(Data excerpts)
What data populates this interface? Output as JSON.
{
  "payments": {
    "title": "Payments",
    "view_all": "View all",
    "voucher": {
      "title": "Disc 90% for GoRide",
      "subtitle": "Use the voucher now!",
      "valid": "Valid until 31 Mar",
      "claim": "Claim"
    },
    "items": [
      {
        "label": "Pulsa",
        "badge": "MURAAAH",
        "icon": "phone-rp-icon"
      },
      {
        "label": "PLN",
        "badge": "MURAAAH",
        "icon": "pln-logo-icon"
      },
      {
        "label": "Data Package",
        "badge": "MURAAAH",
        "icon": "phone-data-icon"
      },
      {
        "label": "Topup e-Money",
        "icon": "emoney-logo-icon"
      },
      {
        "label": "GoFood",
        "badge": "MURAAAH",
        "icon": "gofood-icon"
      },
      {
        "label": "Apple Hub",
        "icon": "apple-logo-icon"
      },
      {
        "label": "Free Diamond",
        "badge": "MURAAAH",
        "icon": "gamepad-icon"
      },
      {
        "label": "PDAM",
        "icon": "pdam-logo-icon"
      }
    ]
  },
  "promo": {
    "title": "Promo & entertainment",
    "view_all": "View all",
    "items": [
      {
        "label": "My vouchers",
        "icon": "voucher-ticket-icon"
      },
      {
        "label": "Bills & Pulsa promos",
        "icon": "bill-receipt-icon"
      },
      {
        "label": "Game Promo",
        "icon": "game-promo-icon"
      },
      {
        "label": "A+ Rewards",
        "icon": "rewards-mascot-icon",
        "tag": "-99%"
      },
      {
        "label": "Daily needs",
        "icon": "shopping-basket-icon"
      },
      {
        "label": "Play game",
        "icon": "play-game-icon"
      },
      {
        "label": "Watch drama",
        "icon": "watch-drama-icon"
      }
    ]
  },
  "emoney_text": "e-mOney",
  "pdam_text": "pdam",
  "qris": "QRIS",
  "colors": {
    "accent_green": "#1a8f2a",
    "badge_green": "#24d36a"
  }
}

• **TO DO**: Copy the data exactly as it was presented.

• **EXERCISE SOLUTION**:
What data populates this interface? Output as JSON.
{
  "payments": {
    "title": "Payments",
    "view_all": "View all",
    "voucher": {
      "title": "Disc 90% for GoRide",
      "subtitle": "Use the voucher now!",
      "valid": "Valid until 31 Mar",
      "claim": "Claim"
    },
    "items": [
      {
        "label": "Pulsa",
        "badge": "MURAAAH",
        "icon": "phone-rp-icon"
      },
      {
        "label": "PLN",
        "badge": "MURAAAH",
        "icon": "pln-logo-icon"
      },
      {
        "label": "Data Package",
        "badge": "MURAAAH",
        "icon": "phone-data-icon"
      },
      {
        "label": "Topup e-Money",
        "icon": "emoney-logo-icon"
      },
      {
        "label": "GoFood",
        "badge": "MURAAAH",
        "icon": "gofood-icon"
      },
      {
        "label": "Apple Hub",
        "icon": "apple-logo-icon"
      },
      {
        "label": "Free Diamond",
        "badge": "MURAAAH",
        "icon": "gamepad-icon"
      },
      {
        "label": "PDAM",
        "icon": "pdam-logo-icon"
      }
    ]
  },
  "promo": {
    "title": "Promo & entertainment",
    "view_all": "View all",
    "items": [
      {
        "label": "My vouchers",
        "icon": "voucher-ticket-icon"
      },
      {
        "label": "Bills & Pulsa promos",
        "icon": "bill-receipt-icon"
      },
      {
        "label": "Game Promo",
        "icon": "game-promo-icon"
      },
      {
        "label": "A+ Rewards",
        "icon": "rewards-mascot-icon",
        "tag": "-99%"
      },
      {
        "label": "Daily needs",
        "icon": "shopping-basket-icon"
      },
      {
        "label": "Play game",
        "icon": "play-game-icon"
      },
      {
        "label": "Watch drama",
        "icon": "watch-drama-icon"
      }
    ]
  },
  "emoney_text": "e-mOney",
  "pdam_text": "pdam",
  "qris": "QRIS",
  "colors": {
    "accent_green": "#1a8f2a",
    "badge_green": "#24d36a"
  }
}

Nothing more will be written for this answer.